X @ Bowery Ballroom (night 1 of 3) in NYC – pics & review
LA Punk legends X, with the full original lineup, played their first of 3 nights at the Bowery Ballroom doing a ‘greatest jukebox hits’ TRL presentation of fan-voted favorites. X was and still is a great band who did something with punk that was well beyond the genre’s narrow parameters. They combined rock-a-billy mutant guitar riffs, vocal hamonies, deceptively simple structures and poetic lyrics into a fully integrated and unique sound.
I knew this show would be interesting as 18 year-old punk-nouveaus and 50-something survivors filed into the venue side by side. A trio of youngins did something to draw the ire of the head bouncer who then served up some military justice demanding “Drop and give me 40″ before allowing entry. “This sucks!” one of ’em griped before submitting to Drill Sergeant, who then made them jog through the line into the club- “Hustle! Hustle!”

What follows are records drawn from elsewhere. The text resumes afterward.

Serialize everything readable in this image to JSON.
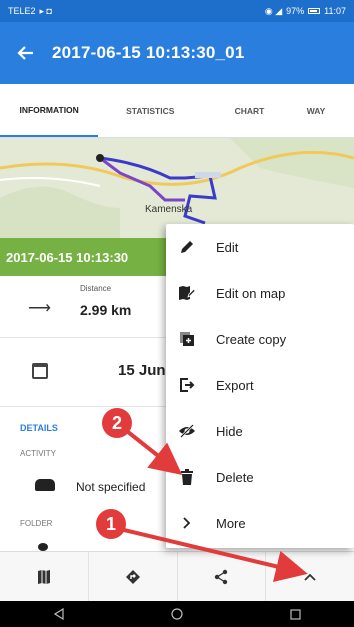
{
  "status_bar": {
    "carrier": "TELE2",
    "right_text": "97%",
    "time": "11:07"
  },
  "app_bar": {
    "back_icon": "arrow-left-icon",
    "title": "2017-06-15 10:13:30_01"
  },
  "tabs": [
    {
      "label": "INFORMATION",
      "active": true
    },
    {
      "label": "STATISTICS",
      "active": false
    },
    {
      "label": "CHART",
      "active": false
    },
    {
      "label": "WAY",
      "active": false
    }
  ],
  "map": {
    "town_label": "Kamenska"
  },
  "track_title": "2017-06-15 10:13:30",
  "stats": {
    "label": "Distance",
    "value": "2.99 km"
  },
  "date": "15 Jun",
  "details": {
    "heading": "DETAILS",
    "activity_label": "ACTIVITY",
    "activity_value": "Not specified",
    "folder_label": "FOLDER"
  },
  "menu": {
    "items": [
      {
        "label": "Edit",
        "icon": "pencil-icon"
      },
      {
        "label": "Edit on map",
        "icon": "edit-map-icon"
      },
      {
        "label": "Create copy",
        "icon": "copy-icon"
      },
      {
        "label": "Export",
        "icon": "export-icon"
      },
      {
        "label": "Hide",
        "icon": "hide-icon"
      },
      {
        "label": "Delete",
        "icon": "trash-icon"
      },
      {
        "label": "More",
        "icon": "chevron-right-icon"
      }
    ]
  },
  "toolbar": {
    "buttons": [
      "map-icon",
      "navigate-icon",
      "share-icon",
      "chevron-up-icon"
    ]
  },
  "annotations": {
    "badge_1": "1",
    "badge_2": "2",
    "accent_color": "#e23b3b"
  },
  "colors": {
    "primary": "#2a7fde",
    "status_bar": "#1d6fcb",
    "track_bar": "#76b243"
  }
}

Steve Soto (of Agent Orange and The Adolescents) and the Twisted Hearts opened the show with an energetic but generic set of country punk.
A gaggle of teens gathered behind this tired and wary photographer, one of them was heard to remark, “OMG there is a girl here with braces! … maybe they are adult braces.” Some highly devout fans were spotted with home-made X t-shirts, handfulls of ticket stubs from other shows and obsessively cribbed set lists. T-Bone watched from the back with photographer Terry Richardson.

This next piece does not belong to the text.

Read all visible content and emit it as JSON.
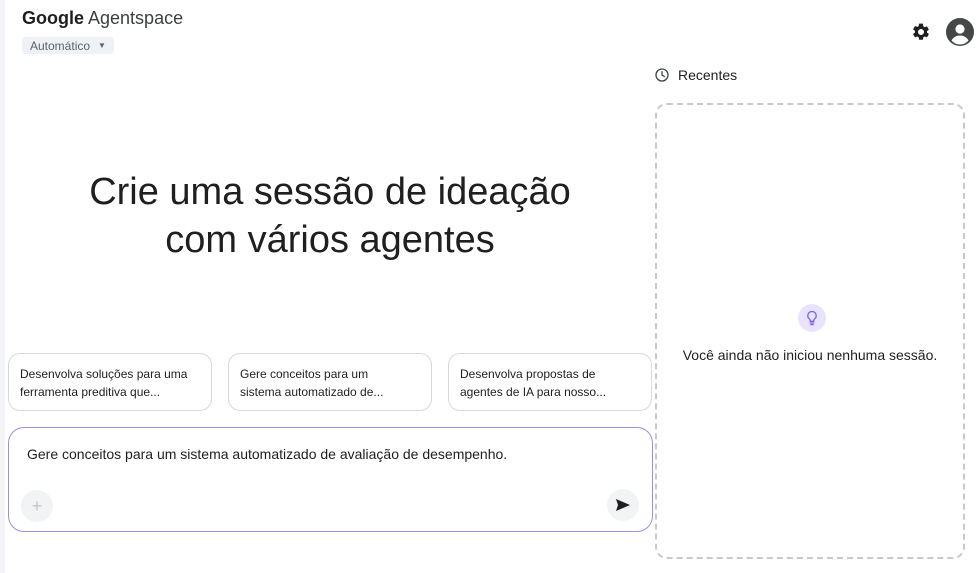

X played songs that ranked high on their listener poll.
They opened with “Some Other Time” following up with “Los Angeles” (#2 Ranked). John Doe joked that the crowd had voted for nothing but slow ballads before kicking in to “Hot House”. Other X gems included “The Have Nots” (a drinking song), “Nausea” (framed as ‘the morning after song’), “We’re Desperate”, “Soul Kitchen” and “Breathless” (the Jerry Lee Lewis classic from the soundtrack of the 1983 Richard Gere film of the same name).
Billy Zoom occupied his own little world, with trademark frozen smile, winking eyes and ken-doll rockabilly looks. Exene just looked pissed and disapproving of the whole spectacle (as usual) pressing her hand to her ear to hear the harmonies. John Doe and DJ Bonebreak pushed the show on with sweaty, pounding energy.
A fervent mosh pit of both the young and not-young-anymore slammed into a steadfastly stationary wall of an equally mixed demographic. I was caught in the middle, being knocked into a very pissed 50- something who wasn’t familiar with Newton’s laws of physics and blamed it all on me. Later her equally grumpy lady-friend elbowed one of the dancers in the face. A punk kid with about 30 piercing in his ears and an X tattoo on his hand meticulously scribbled down the set list and took pics with a point-and-shoot.
X did three encores that included “White Girl”, “The Worlds A Mess”, “Blue Spark”, and “Your Phone’s Off The Hook”. John and Exene did “I must not think bad thoughts” as a duo with acoustic guitar. It was a great show.
and a video…